Stefan Ruzowitsky has an appealingly modest take on his sudden ascent to art-house respectability. He’s quick to point out that his previous film, “Anatomy,” was a horror feature crafted for “a young, popcorn-eating crowd.” Yet the Austrian writer/director of this year’s Oscar-winning foreign film, “The Counterfeiters,” feels that his experience with lowly genre fare served him well.
“The most effective horror is the one you don’t have to show onscreen,” he explained. “It’s the horror that goes on in your head. I think that’s why this particular setup works. We don’t see so much but we hear it and we know it and it’s more effective than gore and blood and killing onscreen.”
The Counterfeiters (Die Fälscher)
Karl Markovics, August Diehl, David Striesow, Veit Stübner, Sebastian Urzendowsky
(Sony Pictures Classics; US theatrical: 22 Feb 2008 (Limited release); UK theatrical: 12 Oct 2007 (General release); 2007)
“The Counterfeiters” is inspired by the true story of Operation Bernhard, a Nazi concentration camp work detail under orders to undermine the economies of Britain and the United States by forging massive amounts of currency. The film explores the dilemma faced by prisoners whose lives depended on furthering Germany’s war effort - or at least sabotaging it invisibly. It is notable for its rounded portraits of both the war’s victims and villains. Ruzowitsky’s central character is a Jewish career criminal; the SS officer in charge is an apolitical opportunist.

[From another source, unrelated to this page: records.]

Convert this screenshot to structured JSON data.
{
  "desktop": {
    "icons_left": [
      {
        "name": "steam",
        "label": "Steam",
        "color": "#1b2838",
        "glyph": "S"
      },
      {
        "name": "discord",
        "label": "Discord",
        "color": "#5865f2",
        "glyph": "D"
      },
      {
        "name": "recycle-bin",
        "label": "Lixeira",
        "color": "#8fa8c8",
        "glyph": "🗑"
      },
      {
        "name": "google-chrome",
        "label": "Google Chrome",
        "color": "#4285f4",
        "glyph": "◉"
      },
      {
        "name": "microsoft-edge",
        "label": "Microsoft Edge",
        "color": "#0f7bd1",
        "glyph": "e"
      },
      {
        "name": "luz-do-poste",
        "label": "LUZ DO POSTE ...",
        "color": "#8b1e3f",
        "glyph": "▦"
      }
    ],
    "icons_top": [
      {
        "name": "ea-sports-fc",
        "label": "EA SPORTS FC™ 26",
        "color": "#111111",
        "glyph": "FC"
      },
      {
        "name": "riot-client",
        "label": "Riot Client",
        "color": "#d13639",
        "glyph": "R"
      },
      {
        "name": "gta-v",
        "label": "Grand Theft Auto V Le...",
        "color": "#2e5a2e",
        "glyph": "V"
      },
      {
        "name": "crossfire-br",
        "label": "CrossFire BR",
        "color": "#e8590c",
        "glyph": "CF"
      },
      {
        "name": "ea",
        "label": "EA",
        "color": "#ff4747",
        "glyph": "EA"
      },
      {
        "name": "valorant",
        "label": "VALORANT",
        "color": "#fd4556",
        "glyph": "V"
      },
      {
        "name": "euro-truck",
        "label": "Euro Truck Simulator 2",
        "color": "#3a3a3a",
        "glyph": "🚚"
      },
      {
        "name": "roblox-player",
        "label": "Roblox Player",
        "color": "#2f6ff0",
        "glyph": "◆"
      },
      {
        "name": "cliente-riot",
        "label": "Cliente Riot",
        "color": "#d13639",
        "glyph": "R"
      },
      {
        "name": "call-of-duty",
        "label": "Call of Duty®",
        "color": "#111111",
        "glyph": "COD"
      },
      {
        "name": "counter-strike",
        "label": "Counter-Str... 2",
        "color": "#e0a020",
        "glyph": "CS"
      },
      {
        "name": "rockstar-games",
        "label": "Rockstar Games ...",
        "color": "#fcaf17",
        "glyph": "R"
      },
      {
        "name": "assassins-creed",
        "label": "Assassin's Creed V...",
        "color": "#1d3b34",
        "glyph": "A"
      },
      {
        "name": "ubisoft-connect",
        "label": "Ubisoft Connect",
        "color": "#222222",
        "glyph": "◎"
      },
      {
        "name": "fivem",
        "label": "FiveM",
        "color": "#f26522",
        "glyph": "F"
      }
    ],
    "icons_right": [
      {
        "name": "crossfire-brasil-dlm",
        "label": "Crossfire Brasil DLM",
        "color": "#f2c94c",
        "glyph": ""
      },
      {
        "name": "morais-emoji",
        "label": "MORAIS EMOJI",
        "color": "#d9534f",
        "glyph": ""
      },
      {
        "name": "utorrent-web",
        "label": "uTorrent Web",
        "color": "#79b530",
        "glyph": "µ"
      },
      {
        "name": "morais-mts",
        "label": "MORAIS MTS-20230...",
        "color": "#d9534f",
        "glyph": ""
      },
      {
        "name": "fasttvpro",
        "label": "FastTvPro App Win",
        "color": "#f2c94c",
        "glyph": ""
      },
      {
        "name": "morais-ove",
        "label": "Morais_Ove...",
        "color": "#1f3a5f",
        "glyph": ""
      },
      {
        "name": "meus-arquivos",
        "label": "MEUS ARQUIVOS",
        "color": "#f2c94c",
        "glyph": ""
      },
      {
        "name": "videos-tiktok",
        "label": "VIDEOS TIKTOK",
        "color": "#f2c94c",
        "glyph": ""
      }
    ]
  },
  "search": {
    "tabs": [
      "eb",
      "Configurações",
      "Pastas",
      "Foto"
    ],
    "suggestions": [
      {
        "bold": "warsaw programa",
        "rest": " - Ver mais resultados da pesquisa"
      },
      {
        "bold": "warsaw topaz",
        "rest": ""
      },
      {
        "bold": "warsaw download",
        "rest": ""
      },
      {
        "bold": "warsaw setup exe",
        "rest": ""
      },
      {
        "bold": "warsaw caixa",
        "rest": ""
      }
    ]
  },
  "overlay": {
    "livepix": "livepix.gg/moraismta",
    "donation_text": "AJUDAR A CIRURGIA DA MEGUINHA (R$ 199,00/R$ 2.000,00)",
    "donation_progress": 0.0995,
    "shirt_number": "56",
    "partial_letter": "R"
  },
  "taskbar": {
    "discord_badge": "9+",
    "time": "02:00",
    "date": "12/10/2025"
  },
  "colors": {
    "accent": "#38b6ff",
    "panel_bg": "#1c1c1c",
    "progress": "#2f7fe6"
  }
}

“There is no moral ambiguity on my side - that there are good Nazis and bad Nazis, good Jews and bad Jews - that would be awful. It is clear the Nazis are the bad guys,” said Ruzowitsky, whose grandparents were Nazi sympathizers. “But it’s interesting to learn why they did these things. Just to say Nazis are evil because they’re Nazis doesn’t make much sense.
“On the other hand, I think it makes the Jews more interesting if they’re not flawless victims. If they’re human beings making mistakes I think it makes them more sympathetic; you can relate to them better.”
That fresh perspective is possible now because of a generational shift in Austrian audiences, he said. “In the `60s and `70s, we had many people in leadership who came from a Nazi background, so it was important to confront this society with their guilt.
“My audience, people like me, the grandchildren, we are not guilty of anything. And so I rather try to invite these new generations to be interested in these issues.”
The film poses difficult questions about the actions of Operation Bernhard’s supervisor, who looked after the welfare of his valuable prisoners.
“We had the last two survivors visiting the set and they would be arguing whether this guy was a murderer or whether he saved their lives. One said he was a killer because he was responsible for the deaths of six of our comrades. The other guy said if it hadn’t been for him, all 147 would be dead, which is probably true as well.”
The man never went to prison because many of the counterfeiters testified in his favor at his trial. He was never punished, opened a business and lived happily ever after.
Ruzowitsky, the first Austrian to win an Academy Award, doesn’t expect to continue his career in his native country, where only half a dozen features are produced annually.
His first post-Oscar project is a publicity piece for “an awards show somewhere in Dubai. It’s about a Muslim hero who was a friend of Muhammad. It’s a two-minute battle scene so it’s very interesting to do it. Commercials are about lying, and feature films are about telling the truth. Everyone knows this, and an elegant lie is honest; everyone knows the world is not the way it’s presented in commercials. If you do too much of that everything starts to blur and you don’t know any longer what is authentic and what is not. But the point is, it’s work. I’ve been doing so much P.R. work and festivals for the movie, and it’s always great and nice hotels and wonderful food. But you don’t earn any money!”